## Task to carry out
Go through the data below. List every line that holds the word "title".

[[ Recorded information open ]]

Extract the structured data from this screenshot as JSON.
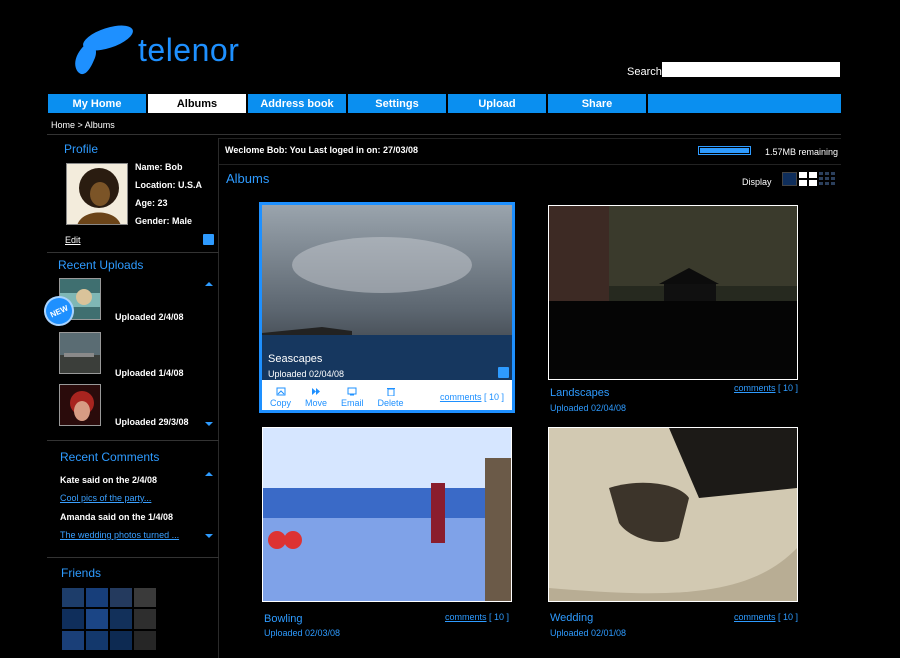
{
  "brand": {
    "name": "telenor",
    "color": "#1e90ff"
  },
  "search": {
    "label": "Search",
    "value": ""
  },
  "nav": {
    "tabs": [
      "My Home",
      "Albums",
      "Address book",
      "Settings",
      "Upload",
      "Share"
    ],
    "active": "Albums"
  },
  "breadcrumb": "Home > Albums",
  "profile": {
    "title": "Profile",
    "name": "Name: Bob",
    "location": "Location: U.S.A",
    "age": "Age: 23",
    "gender": "Gender: Male",
    "edit": "Edit"
  },
  "recent_uploads": {
    "title": "Recent Uploads",
    "new_badge": "NEW",
    "items": [
      "Uploaded 2/4/08",
      "Uploaded 1/4/08",
      "Uploaded 29/3/08"
    ]
  },
  "recent_comments": {
    "title": "Recent Comments",
    "items": [
      {
        "who": "Kate said on the 2/4/08",
        "text": "Cool pics of the party..."
      },
      {
        "who": "Amanda said on the 1/4/08",
        "text": "The wedding photos turned ..."
      }
    ]
  },
  "friends": {
    "title": "Friends"
  },
  "welcome": "Weclome Bob: You Last loged in on: 27/03/08",
  "quota": {
    "text": "1.57MB remaining",
    "fill_fraction": 1.0
  },
  "albums": {
    "title": "Albums",
    "display_label": "Display",
    "actions": [
      "Copy",
      "Move",
      "Email",
      "Delete"
    ],
    "items": [
      {
        "name": "Seascapes",
        "date": "Uploaded 02/04/08",
        "comments_label": "comments",
        "comments_count": "[ 10 ]"
      },
      {
        "name": "Landscapes",
        "date": "Uploaded 02/04/08",
        "comments_label": "comments",
        "comments_count": "[ 10 ]"
      },
      {
        "name": "Bowling",
        "date": "Uploaded 02/03/08",
        "comments_label": "comments",
        "comments_count": "[ 10 ]"
      },
      {
        "name": "Wedding",
        "date": "Uploaded 02/01/08",
        "comments_label": "comments",
        "comments_count": "[ 10 ]"
      }
    ]
  }
}
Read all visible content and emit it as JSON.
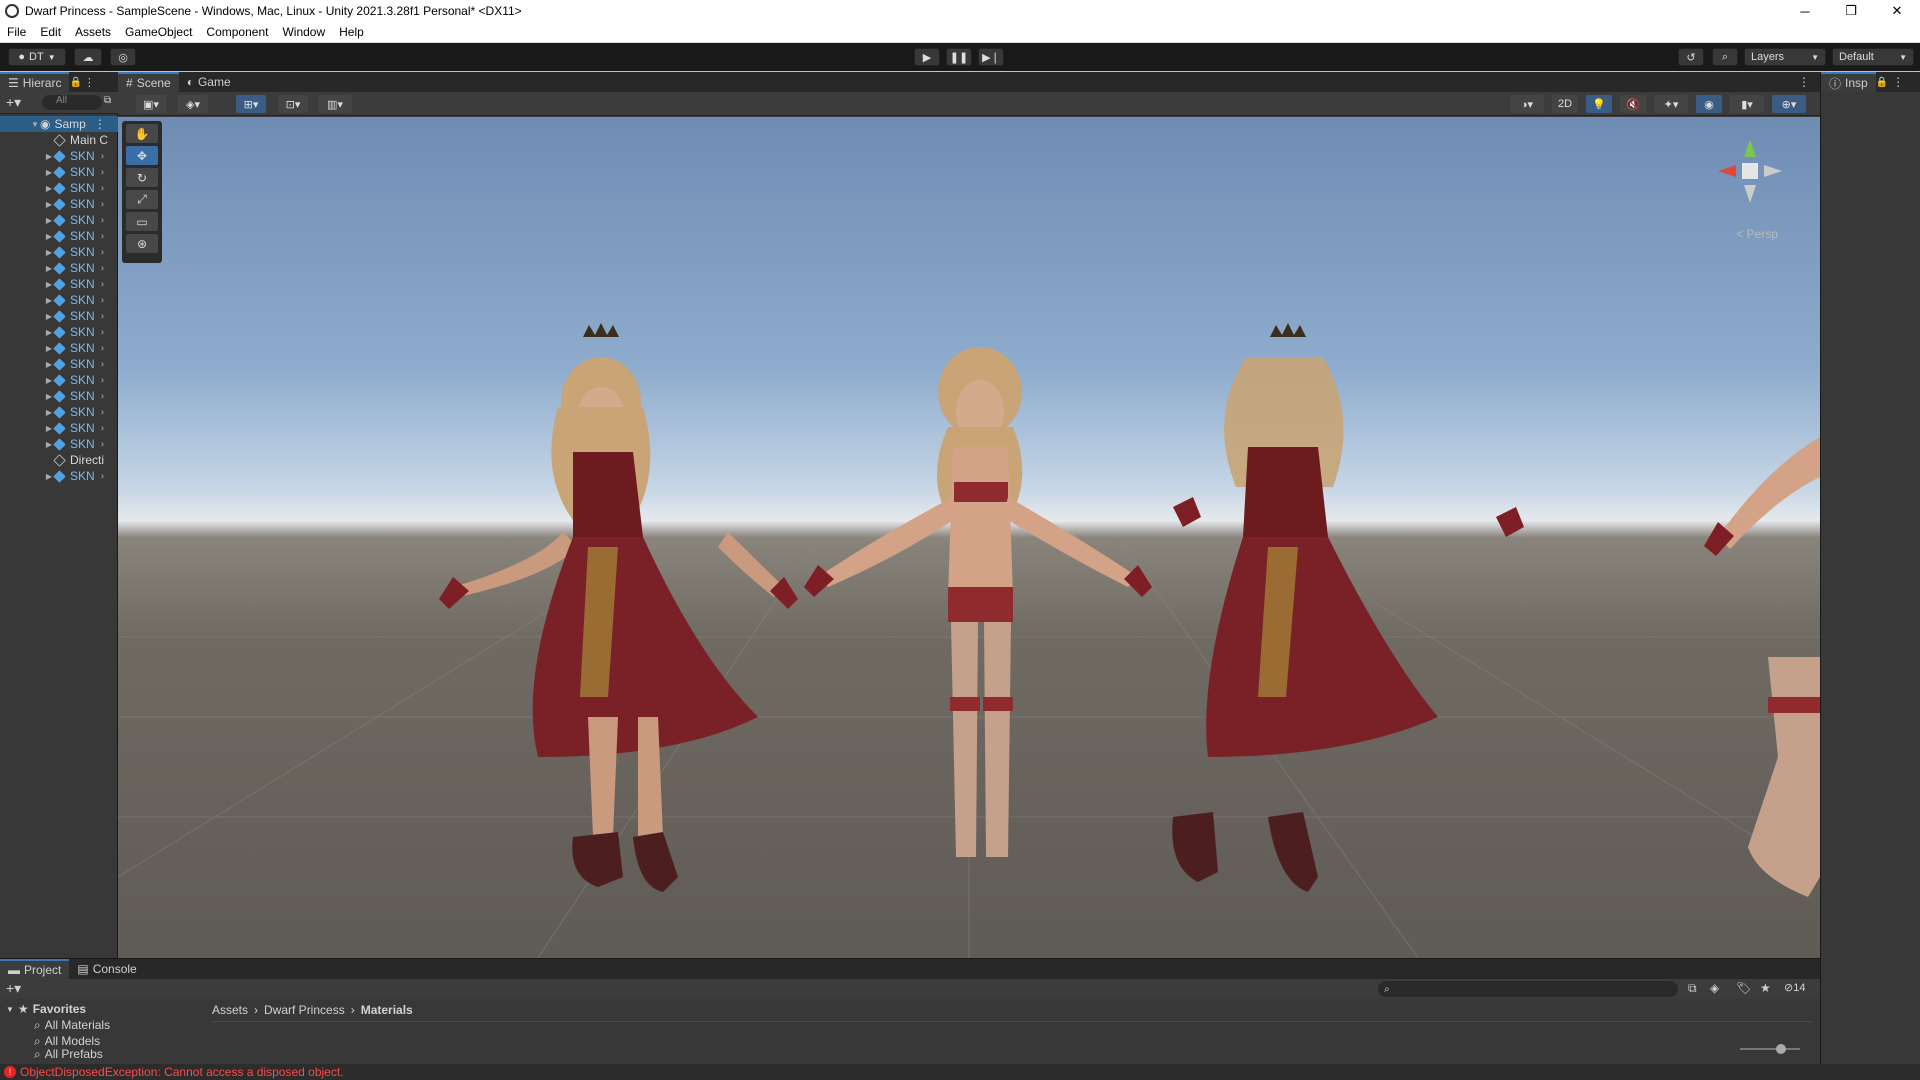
{
  "window": {
    "title": "Dwarf Princess - SampleScene - Windows, Mac, Linux - Unity 2021.3.28f1 Personal* <DX11>",
    "minimize": "─",
    "maximize": "❐",
    "close": "✕"
  },
  "menu": [
    "File",
    "Edit",
    "Assets",
    "GameObject",
    "Component",
    "Window",
    "Help"
  ],
  "toolbar": {
    "account": "DT",
    "layers": "Layers",
    "layout": "Default"
  },
  "hierarchy": {
    "tab": "Hierarc",
    "search_placeholder": "All",
    "scene_name": "Samp",
    "items": [
      {
        "label": "Main C",
        "type": "object"
      },
      {
        "label": "SKN",
        "type": "prefab"
      },
      {
        "label": "SKN",
        "type": "prefab"
      },
      {
        "label": "SKN",
        "type": "prefab"
      },
      {
        "label": "SKN",
        "type": "prefab"
      },
      {
        "label": "SKN",
        "type": "prefab"
      },
      {
        "label": "SKN",
        "type": "prefab"
      },
      {
        "label": "SKN",
        "type": "prefab"
      },
      {
        "label": "SKN",
        "type": "prefab"
      },
      {
        "label": "SKN",
        "type": "prefab"
      },
      {
        "label": "SKN",
        "type": "prefab"
      },
      {
        "label": "SKN",
        "type": "prefab"
      },
      {
        "label": "SKN",
        "type": "prefab"
      },
      {
        "label": "SKN",
        "type": "prefab"
      },
      {
        "label": "SKN",
        "type": "prefab"
      },
      {
        "label": "SKN",
        "type": "prefab"
      },
      {
        "label": "SKN",
        "type": "prefab"
      },
      {
        "label": "SKN",
        "type": "prefab"
      },
      {
        "label": "SKN",
        "type": "prefab"
      },
      {
        "label": "SKN",
        "type": "prefab"
      },
      {
        "label": "Directi",
        "type": "object"
      },
      {
        "label": "SKN",
        "type": "prefab"
      }
    ]
  },
  "scene": {
    "tabs": [
      {
        "label": "Scene",
        "icon": "grid-icon"
      },
      {
        "label": "Game",
        "icon": "gamepad-icon"
      }
    ],
    "mode_2d": "2D",
    "persp_label": "< Persp"
  },
  "inspector": {
    "tab": "Insp"
  },
  "project": {
    "tabs": [
      "Project",
      "Console"
    ],
    "favorites_label": "Favorites",
    "favorites": [
      "All Materials",
      "All Models",
      "All Prefabs"
    ],
    "breadcrumb": [
      "Assets",
      "Dwarf Princess",
      "Materials"
    ],
    "hidden_count": "14"
  },
  "status": {
    "message": "ObjectDisposedException: Cannot access a disposed object."
  }
}
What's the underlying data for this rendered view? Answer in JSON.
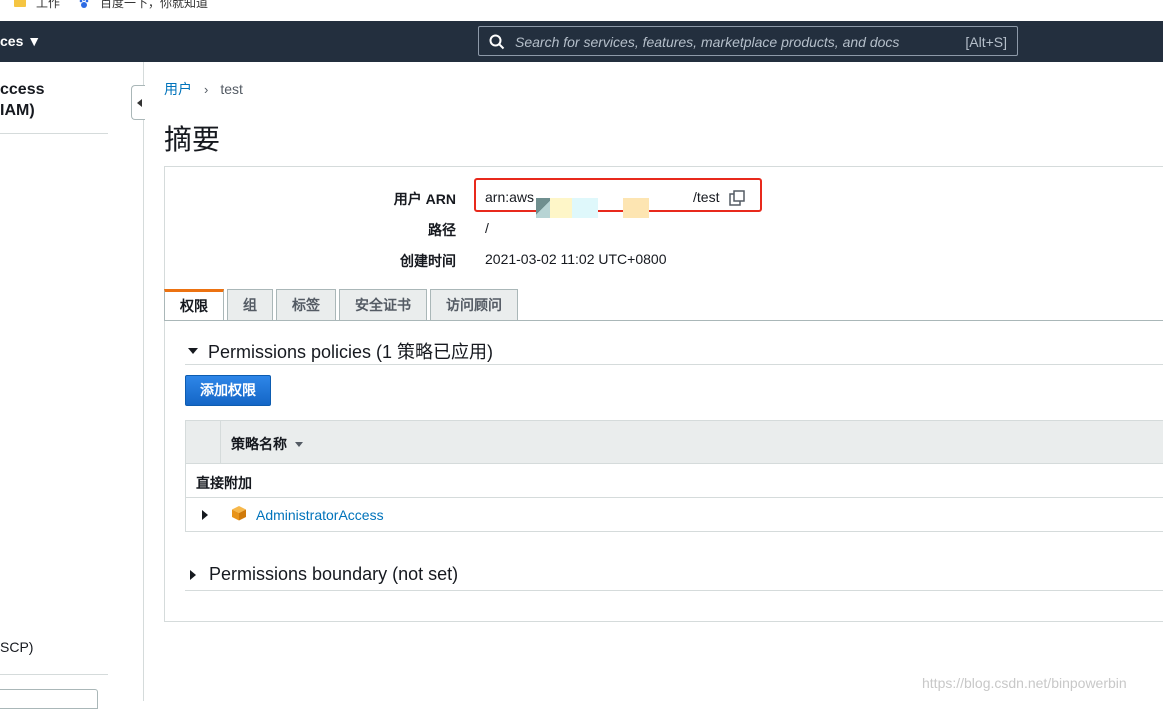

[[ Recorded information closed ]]

## Answer to the problem
    "title": "Profile",
    "title": "Recent Uploads",
    "title": "Recent Comments",
    "title": "Friends"
    "title": "Albums",
    "title": "Dwarf Princess - SampleScene - Windows, Mac, Linux - Unity 2021.3.28f1 Personal* <DX11>",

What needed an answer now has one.